(Forty-three for) Stories Ten
December 3—January 2, 2022
Reception: Saturday December 4, 5:30–7:30pm
With Panini Machini in the parking lot!
Gallery Guide / Price list
With Ellen Akimoto • Marty Azevedo • John Baca • David Barta • Marion Bronson • Steve Miranda Byer • Pat Collentine/Susan Larsen • Adria Davis • Michelle Davis • Sharon DeMeyer • Sandi Escobar • John Ferrell • Haley Hughes • Robin Indar • Peter Jodaitis • Cameron Kelly • Laura Kling • Lynette Krehe • Sienna Orlando Lalaguna • Trevor Lalaguna • Judith Leinen • Eileen Macdonald • Dolores Mitchell • Mike Murphy • Kathleen Nartuhi • Maria Navarro • J. A. Nice • Josh Olivera • Edie Overturf • Tom Patton • Carla Resnick • Eric Richter • Jeff Rindels • Ruby Rudnick • Leslie Mahon Russo • Lauren Ruth • Rudy Salgado • Sheri Simons • Klutch Stanaway • Jason Tannen • Brad Thiele • Erin Wade • Marilyn Walsh

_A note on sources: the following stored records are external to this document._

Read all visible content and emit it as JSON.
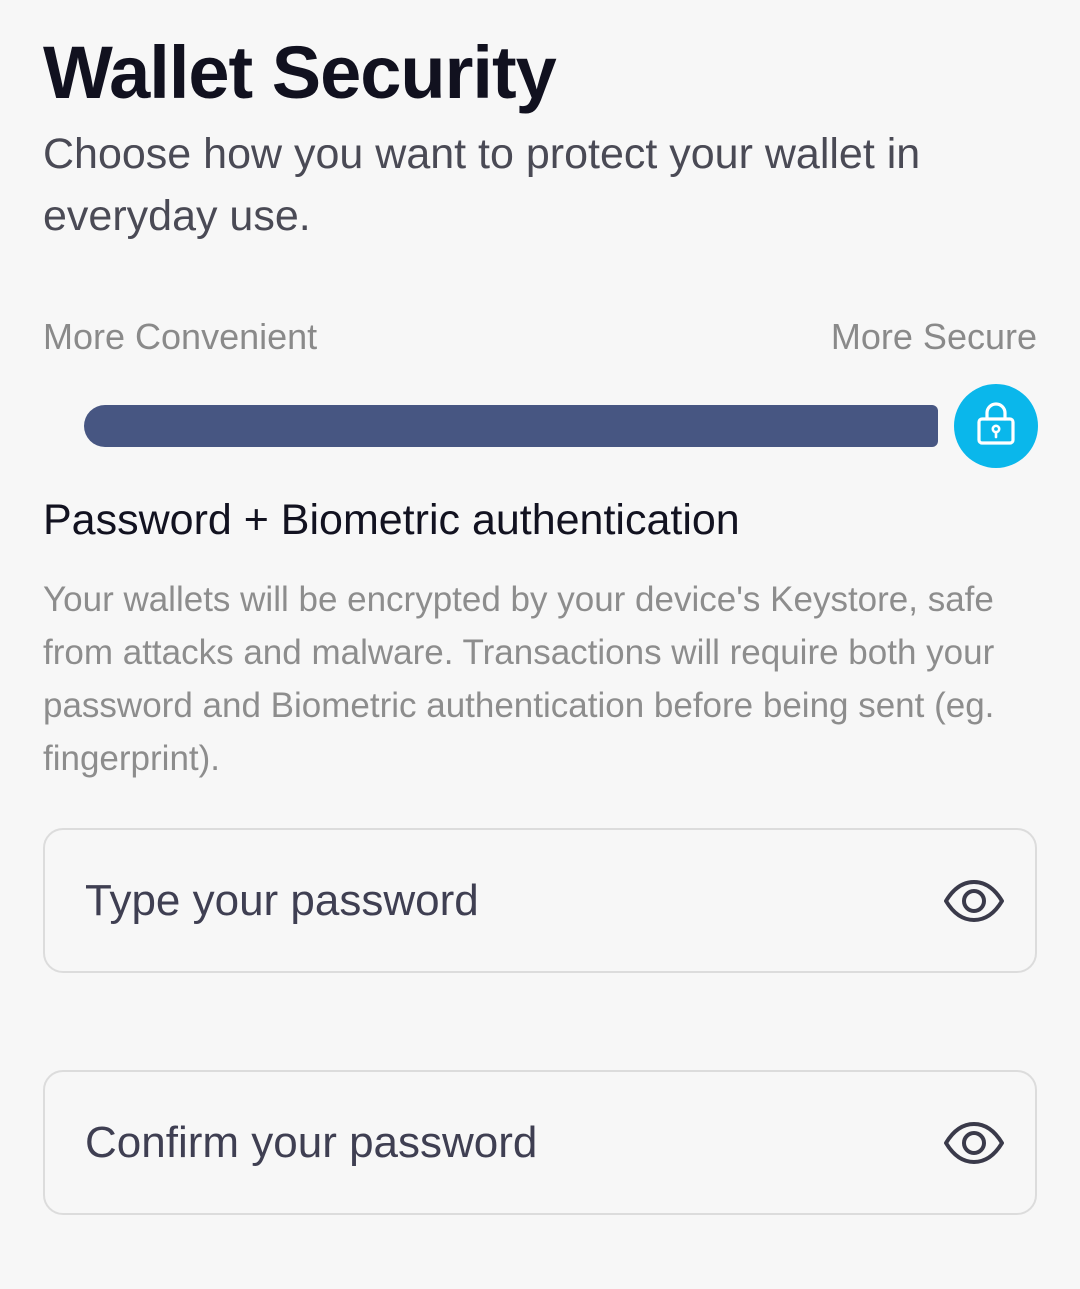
{
  "header": {
    "title": "Wallet Security",
    "subtitle": "Choose how you want to protect your wallet in everyday use."
  },
  "security_scale": {
    "left_label": "More Convenient",
    "right_label": "More Secure",
    "level": 1.0,
    "track_color": "#475682",
    "thumb_color": "#0ab7eb",
    "thumb_icon": "lock-icon"
  },
  "option": {
    "title": "Password + Biometric authentication",
    "description": "Your wallets will be encrypted by your device's Keystore, safe from attacks and malware. Transactions will require both your password and Biometric authentication before being sent (eg. fingerprint)."
  },
  "form": {
    "password": {
      "placeholder": "Type your password",
      "value": "",
      "toggle_icon": "eye-icon"
    },
    "confirm_password": {
      "placeholder": "Confirm your password",
      "value": "",
      "toggle_icon": "eye-icon"
    }
  }
}
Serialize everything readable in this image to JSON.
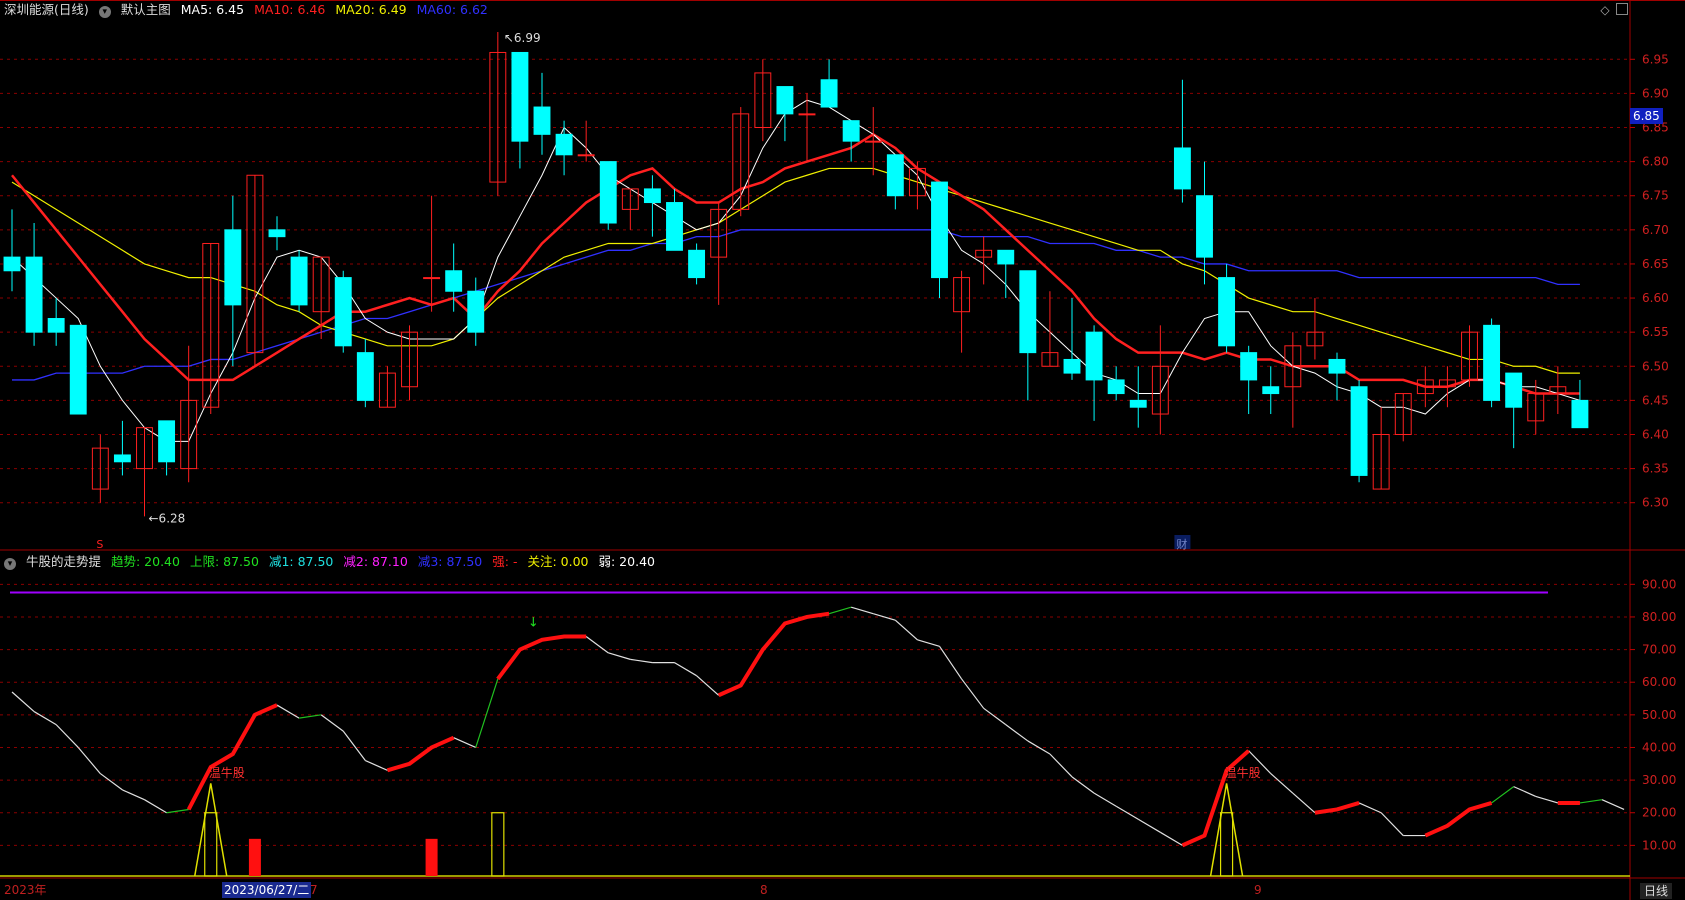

Conceived of in a Brooklyn kitchen, the Stories series began in 2012 as an annual group exhibition held in December of five to eight different artists with strong links to Chico.
This is the final (and tenth) installment of the series. For the years 2012-2016, Stories was held at 820 Broadway; for 2017, at a generous someone’s home on Salem Street; and most lately, 2018 through the present, at 1710 Park Avenue.
We hope you enjoy this culminating collection in 2021. What a decade it has been. How grateful 1078 Gallery is for the Stories artists and their art!
View the previous Stories shows in these photo albums
3 Things About Stories One (2012) Through Nine (2020)
One. I retired from CSU Chico in 2011 having curated more than 100 shows for the Humanities Center Gallery in Trinity Hall. Artists’ statements? Oh man, I was fully exhausted by coercing artists to put words to their works. I’d seen some good results, but mostly? No.
Two. Since the early 1970s, I’ve been on the mailing lists of New York galleries. Fifty years ago, the invitations were art pieces in themselves. Over time, they’re less wondrous or surprising, but the envelopes full of goodies from the Nancy Hoffman Gallery in Chelsea have always contained not only an artist’s statement but a full-on biographical paragraph rich with specifics. Where had the artist been born? Had they had formal training? When did they first identify as artists? Where do they live now? The concrete details fascinate: Their dog is named after a great aunt from Napoli. They use paint only from a hardware store. In the winters, they ice fish and practice French.
Three. In 2012, my son said something like this to me: “You like artists’ stories. Curate a show, why don’t you, with an accompanying booklet of stories. Give artists the prompts. And let them go from there.” This is what we came up with:
VISUALS: 1. A portrait of self. 2. One artwork. 3. An image from life.
TEXT (300 words): Description, biography, and materials rather than interpretation, artist statement, or curatorial notes. The emphasis is on life—a portrayal of your “story.”
Suggestions: When did you first start making art? When and where was this? What were your first instruments, mediums, subjects?
You could describe the place/city/town you live in now (what you see around you, what it’s like). You could describe your workshop/ studio (focusing on instruments, materials, colors, light, physical space).
You could provide evidence of your daily life. You could provide an inventory. It doesn’t have to be exhaustive. It can be a fragment of the environment you are working in now, something interesting or common, a corner of the room, the things you see around you.
1 Thing About Stories Ten (2021)
One. The Stories series at 1078 Gallery is neatly ending at Ten—sans statements, and now even sans booklets, BUT with a vastly new set of concrete details as its context: two murals, a plant nursery, and a coffee shop. Now that is exciting.
—Thomasin Saxe, November 2021